To answer your second question first, if a tile is not being worked by a citizen it does not improve your gold, food, or production yield. The only situation where an unworked tile is beneficial is when it contains a luxury or strategic resource. If you aren't working the luxury/strategic resource, but it has the correct tile improvement, it will still be available.
With this in mind, there isn't really a need for 10 farms around a city with 2 citizens. If you listen to the AI recommendations for workers, it will often suggest you build only farms around a low-population city. This is more telling you "you should increase this city's population" rather than "there aren't enough farms." So when building tile improvements make sure you don't just overload on farms. A city with a population of 20 but no production or gold yield isn't nearly as useful as it could be.

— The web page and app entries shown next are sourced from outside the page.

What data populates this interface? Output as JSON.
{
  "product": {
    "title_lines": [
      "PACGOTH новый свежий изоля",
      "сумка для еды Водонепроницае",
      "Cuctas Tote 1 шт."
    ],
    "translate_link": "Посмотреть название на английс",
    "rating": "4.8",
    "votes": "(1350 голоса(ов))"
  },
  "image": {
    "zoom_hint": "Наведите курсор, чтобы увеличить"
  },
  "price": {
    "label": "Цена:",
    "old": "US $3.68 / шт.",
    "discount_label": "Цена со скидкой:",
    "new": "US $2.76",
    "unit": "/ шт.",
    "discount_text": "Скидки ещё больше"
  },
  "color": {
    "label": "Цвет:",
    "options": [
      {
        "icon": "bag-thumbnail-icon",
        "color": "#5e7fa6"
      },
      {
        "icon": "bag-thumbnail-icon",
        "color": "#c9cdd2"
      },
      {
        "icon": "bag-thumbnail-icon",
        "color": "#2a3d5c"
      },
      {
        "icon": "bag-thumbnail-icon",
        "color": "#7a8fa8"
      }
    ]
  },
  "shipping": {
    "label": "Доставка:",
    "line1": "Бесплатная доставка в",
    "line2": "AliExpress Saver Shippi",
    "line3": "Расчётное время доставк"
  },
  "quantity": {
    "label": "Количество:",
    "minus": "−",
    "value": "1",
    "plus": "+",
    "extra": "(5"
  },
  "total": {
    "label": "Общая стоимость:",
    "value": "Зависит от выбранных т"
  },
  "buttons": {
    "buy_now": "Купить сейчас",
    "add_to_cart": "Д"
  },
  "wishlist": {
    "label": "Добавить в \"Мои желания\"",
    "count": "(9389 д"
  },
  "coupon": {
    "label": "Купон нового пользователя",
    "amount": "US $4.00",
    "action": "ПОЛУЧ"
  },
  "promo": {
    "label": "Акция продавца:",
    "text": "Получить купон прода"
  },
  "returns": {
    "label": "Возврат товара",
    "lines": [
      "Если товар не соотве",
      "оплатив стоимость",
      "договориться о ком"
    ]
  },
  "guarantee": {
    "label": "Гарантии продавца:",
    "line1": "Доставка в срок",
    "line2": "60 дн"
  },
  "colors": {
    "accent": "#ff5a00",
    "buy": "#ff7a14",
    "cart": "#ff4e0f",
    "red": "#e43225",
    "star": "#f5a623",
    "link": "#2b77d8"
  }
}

In general, try to always consider what improvement would be most effective on a given tile, and what your current goal is. If you have a small city, start by improving tiles that will give you the highest food yield. After you have a few food-generating tiles prepared, try to increase production. This will help you build things such as a water mill or granary in your city itself to further increase growth. After you have a decently sized city you should balance food, gold and production improvements. You want to maintain steady growth, but you also want your city to be as productive and as economically viable as possible.
There is no harm in replacing one tile improvement with another if necessary, but generally you should try to plan ahead by improving tiles in the most optimal manner from the start. City location is very important here, as if you're surrounded by deserts you will always have a weak city.